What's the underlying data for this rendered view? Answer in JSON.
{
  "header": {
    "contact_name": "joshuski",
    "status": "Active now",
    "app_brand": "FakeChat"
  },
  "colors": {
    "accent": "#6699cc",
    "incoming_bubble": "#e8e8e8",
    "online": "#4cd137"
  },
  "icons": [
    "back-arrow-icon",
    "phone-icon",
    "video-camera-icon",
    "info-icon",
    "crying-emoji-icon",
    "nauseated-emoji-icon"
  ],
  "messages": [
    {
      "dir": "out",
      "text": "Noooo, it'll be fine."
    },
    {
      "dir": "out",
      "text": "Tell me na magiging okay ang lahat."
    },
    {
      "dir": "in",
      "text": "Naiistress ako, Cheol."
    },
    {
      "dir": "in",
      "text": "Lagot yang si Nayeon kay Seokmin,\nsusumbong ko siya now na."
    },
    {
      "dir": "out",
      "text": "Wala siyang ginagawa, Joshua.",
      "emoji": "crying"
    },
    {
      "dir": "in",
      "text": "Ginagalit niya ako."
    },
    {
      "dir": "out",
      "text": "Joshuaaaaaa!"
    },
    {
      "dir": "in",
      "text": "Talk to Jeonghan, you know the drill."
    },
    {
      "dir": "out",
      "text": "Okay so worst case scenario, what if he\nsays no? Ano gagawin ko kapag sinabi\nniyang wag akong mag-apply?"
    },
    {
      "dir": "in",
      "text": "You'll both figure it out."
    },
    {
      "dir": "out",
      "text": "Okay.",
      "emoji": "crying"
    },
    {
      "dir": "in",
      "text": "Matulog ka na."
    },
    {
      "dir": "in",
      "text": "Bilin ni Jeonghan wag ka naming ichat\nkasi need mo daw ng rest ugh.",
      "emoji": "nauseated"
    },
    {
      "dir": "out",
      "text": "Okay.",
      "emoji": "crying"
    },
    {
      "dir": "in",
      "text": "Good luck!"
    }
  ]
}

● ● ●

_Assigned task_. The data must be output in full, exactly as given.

_Output_.
What's the underlying data for this rendered view? Answer in JSON.
{
  "header": {
    "contact_name": "joshuski",
    "status": "Active now",
    "app_brand": "FakeChat"
  },
  "colors": {
    "accent": "#6699cc",
    "incoming_bubble": "#e8e8e8",
    "online": "#4cd137"
  },
  "icons": [
    "back-arrow-icon",
    "phone-icon",
    "video-camera-icon",
    "info-icon",
    "crying-emoji-icon",
    "nauseated-emoji-icon"
  ],
  "messages": [
    {
      "dir": "out",
      "text": "Noooo, it'll be fine."
    },
    {
      "dir": "out",
      "text": "Tell me na magiging okay ang lahat."
    },
    {
      "dir": "in",
      "text": "Naiistress ako, Cheol."
    },
    {
      "dir": "in",
      "text": "Lagot yang si Nayeon kay Seokmin,\nsusumbong ko siya now na."
    },
    {
      "dir": "out",
      "text": "Wala siyang ginagawa, Joshua.",
      "emoji": "crying"
    },
    {
      "dir": "in",
      "text": "Ginagalit niya ako."
    },
    {
      "dir": "out",
      "text": "Joshuaaaaaa!"
    },
    {
      "dir": "in",
      "text": "Talk to Jeonghan, you know the drill."
    },
    {
      "dir": "out",
      "text": "Okay so worst case scenario, what if he\nsays no? Ano gagawin ko kapag sinabi\nniyang wag akong mag-apply?"
    },
    {
      "dir": "in",
      "text": "You'll both figure it out."
    },
    {
      "dir": "out",
      "text": "Okay.",
      "emoji": "crying"
    },
    {
      "dir": "in",
      "text": "Matulog ka na."
    },
    {
      "dir": "in",
      "text": "Bilin ni Jeonghan wag ka naming ichat\nkasi need mo daw ng rest ugh.",
      "emoji": "nauseated"
    },
    {
      "dir": "out",
      "text": "Okay.",
      "emoji": "crying"
    },
    {
      "dir": "in",
      "text": "Good luck!"
    }
  ]
}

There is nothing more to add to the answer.